| WHAT NEEDS TO BE DONE |
Write out the listing exactly as it is given.

....................

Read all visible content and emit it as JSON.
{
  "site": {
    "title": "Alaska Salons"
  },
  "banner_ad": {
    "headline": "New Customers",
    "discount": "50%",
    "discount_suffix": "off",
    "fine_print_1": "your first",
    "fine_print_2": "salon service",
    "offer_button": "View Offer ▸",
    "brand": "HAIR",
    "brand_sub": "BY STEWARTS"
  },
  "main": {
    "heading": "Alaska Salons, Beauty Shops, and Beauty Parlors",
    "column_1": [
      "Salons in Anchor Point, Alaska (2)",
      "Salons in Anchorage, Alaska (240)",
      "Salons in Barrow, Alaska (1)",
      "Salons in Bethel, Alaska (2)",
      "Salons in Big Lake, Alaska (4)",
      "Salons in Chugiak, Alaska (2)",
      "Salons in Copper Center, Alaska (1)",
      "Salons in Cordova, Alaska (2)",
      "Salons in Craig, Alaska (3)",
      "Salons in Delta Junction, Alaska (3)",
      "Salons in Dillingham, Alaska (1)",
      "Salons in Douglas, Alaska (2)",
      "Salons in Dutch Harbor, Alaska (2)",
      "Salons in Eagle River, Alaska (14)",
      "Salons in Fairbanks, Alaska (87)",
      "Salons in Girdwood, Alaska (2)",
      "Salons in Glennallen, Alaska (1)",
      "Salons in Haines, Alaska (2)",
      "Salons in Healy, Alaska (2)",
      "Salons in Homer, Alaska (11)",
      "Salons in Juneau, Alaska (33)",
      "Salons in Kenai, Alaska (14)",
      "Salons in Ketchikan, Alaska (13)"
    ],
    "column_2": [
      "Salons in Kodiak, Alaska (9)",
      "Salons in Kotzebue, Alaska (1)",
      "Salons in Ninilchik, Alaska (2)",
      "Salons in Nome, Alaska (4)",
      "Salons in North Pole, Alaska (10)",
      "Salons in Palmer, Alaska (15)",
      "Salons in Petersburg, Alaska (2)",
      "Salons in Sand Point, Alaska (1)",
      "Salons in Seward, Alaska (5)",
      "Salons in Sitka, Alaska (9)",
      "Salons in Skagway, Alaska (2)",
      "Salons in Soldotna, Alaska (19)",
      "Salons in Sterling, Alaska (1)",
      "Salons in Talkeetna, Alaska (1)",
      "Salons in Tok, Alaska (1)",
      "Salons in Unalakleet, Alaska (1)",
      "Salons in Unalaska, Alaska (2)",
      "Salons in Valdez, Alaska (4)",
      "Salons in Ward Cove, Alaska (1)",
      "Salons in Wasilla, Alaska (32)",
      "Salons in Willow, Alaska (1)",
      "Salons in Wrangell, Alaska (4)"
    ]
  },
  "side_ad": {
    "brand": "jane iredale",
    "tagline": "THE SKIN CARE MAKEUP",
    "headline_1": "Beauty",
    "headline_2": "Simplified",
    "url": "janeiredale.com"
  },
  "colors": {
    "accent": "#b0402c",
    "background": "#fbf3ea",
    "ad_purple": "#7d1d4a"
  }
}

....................

| EXERCISE RESULT |
Read all visible content and emit it as JSON.
{
  "site": {
    "title": "Alaska Salons"
  },
  "banner_ad": {
    "headline": "New Customers",
    "discount": "50%",
    "discount_suffix": "off",
    "fine_print_1": "your first",
    "fine_print_2": "salon service",
    "offer_button": "View Offer ▸",
    "brand": "HAIR",
    "brand_sub": "BY STEWARTS"
  },
  "main": {
    "heading": "Alaska Salons, Beauty Shops, and Beauty Parlors",
    "column_1": [
      "Salons in Anchor Point, Alaska (2)",
      "Salons in Anchorage, Alaska (240)",
      "Salons in Barrow, Alaska (1)",
      "Salons in Bethel, Alaska (2)",
      "Salons in Big Lake, Alaska (4)",
      "Salons in Chugiak, Alaska (2)",
      "Salons in Copper Center, Alaska (1)",
      "Salons in Cordova, Alaska (2)",
      "Salons in Craig, Alaska (3)",
      "Salons in Delta Junction, Alaska (3)",
      "Salons in Dillingham, Alaska (1)",
      "Salons in Douglas, Alaska (2)",
      "Salons in Dutch Harbor, Alaska (2)",
      "Salons in Eagle River, Alaska (14)",
      "Salons in Fairbanks, Alaska (87)",
      "Salons in Girdwood, Alaska (2)",
      "Salons in Glennallen, Alaska (1)",
      "Salons in Haines, Alaska (2)",
      "Salons in Healy, Alaska (2)",
      "Salons in Homer, Alaska (11)",
      "Salons in Juneau, Alaska (33)",
      "Salons in Kenai, Alaska (14)",
      "Salons in Ketchikan, Alaska (13)"
    ],
    "column_2": [
      "Salons in Kodiak, Alaska (9)",
      "Salons in Kotzebue, Alaska (1)",
      "Salons in Ninilchik, Alaska (2)",
      "Salons in Nome, Alaska (4)",
      "Salons in North Pole, Alaska (10)",
      "Salons in Palmer, Alaska (15)",
      "Salons in Petersburg, Alaska (2)",
      "Salons in Sand Point, Alaska (1)",
      "Salons in Seward, Alaska (5)",
      "Salons in Sitka, Alaska (9)",
      "Salons in Skagway, Alaska (2)",
      "Salons in Soldotna, Alaska (19)",
      "Salons in Sterling, Alaska (1)",
      "Salons in Talkeetna, Alaska (1)",
      "Salons in Tok, Alaska (1)",
      "Salons in Unalakleet, Alaska (1)",
      "Salons in Unalaska, Alaska (2)",
      "Salons in Valdez, Alaska (4)",
      "Salons in Ward Cove, Alaska (1)",
      "Salons in Wasilla, Alaska (32)",
      "Salons in Willow, Alaska (1)",
      "Salons in Wrangell, Alaska (4)"
    ]
  },
  "side_ad": {
    "brand": "jane iredale",
    "tagline": "THE SKIN CARE MAKEUP",
    "headline_1": "Beauty",
    "headline_2": "Simplified",
    "url": "janeiredale.com"
  },
  "colors": {
    "accent": "#b0402c",
    "background": "#fbf3ea",
    "ad_purple": "#7d1d4a"
  }
}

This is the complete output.